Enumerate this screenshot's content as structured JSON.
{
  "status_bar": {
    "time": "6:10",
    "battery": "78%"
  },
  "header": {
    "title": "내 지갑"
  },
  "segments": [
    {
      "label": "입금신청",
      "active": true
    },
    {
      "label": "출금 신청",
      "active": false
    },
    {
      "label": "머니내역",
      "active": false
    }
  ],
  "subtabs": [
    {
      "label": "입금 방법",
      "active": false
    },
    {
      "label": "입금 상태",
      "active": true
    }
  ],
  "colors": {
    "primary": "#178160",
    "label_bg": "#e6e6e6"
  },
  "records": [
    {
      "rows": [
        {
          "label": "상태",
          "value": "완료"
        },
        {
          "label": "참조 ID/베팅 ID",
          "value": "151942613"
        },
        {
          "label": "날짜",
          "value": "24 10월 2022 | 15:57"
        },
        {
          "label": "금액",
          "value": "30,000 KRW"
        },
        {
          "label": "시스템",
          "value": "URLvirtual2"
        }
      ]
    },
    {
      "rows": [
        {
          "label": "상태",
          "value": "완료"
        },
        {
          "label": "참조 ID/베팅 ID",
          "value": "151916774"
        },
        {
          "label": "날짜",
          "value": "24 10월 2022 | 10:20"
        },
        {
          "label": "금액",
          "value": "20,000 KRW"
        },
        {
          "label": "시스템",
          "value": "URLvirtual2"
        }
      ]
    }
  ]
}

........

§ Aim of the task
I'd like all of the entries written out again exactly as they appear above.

§ Written answer
Enumerate this screenshot's content as structured JSON.
{
  "status_bar": {
    "time": "6:10",
    "battery": "78%"
  },
  "header": {
    "title": "내 지갑"
  },
  "segments": [
    {
      "label": "입금신청",
      "active": true
    },
    {
      "label": "출금 신청",
      "active": false
    },
    {
      "label": "머니내역",
      "active": false
    }
  ],
  "subtabs": [
    {
      "label": "입금 방법",
      "active": false
    },
    {
      "label": "입금 상태",
      "active": true
    }
  ],
  "colors": {
    "primary": "#178160",
    "label_bg": "#e6e6e6"
  },
  "records": [
    {
      "rows": [
        {
          "label": "상태",
          "value": "완료"
        },
        {
          "label": "참조 ID/베팅 ID",
          "value": "151942613"
        },
        {
          "label": "날짜",
          "value": "24 10월 2022 | 15:57"
        },
        {
          "label": "금액",
          "value": "30,000 KRW"
        },
        {
          "label": "시스템",
          "value": "URLvirtual2"
        }
      ]
    },
    {
      "rows": [
        {
          "label": "상태",
          "value": "완료"
        },
        {
          "label": "참조 ID/베팅 ID",
          "value": "151916774"
        },
        {
          "label": "날짜",
          "value": "24 10월 2022 | 10:20"
        },
        {
          "label": "금액",
          "value": "20,000 KRW"
        },
        {
          "label": "시스템",
          "value": "URLvirtual2"
        }
      ]
    }
  ]
}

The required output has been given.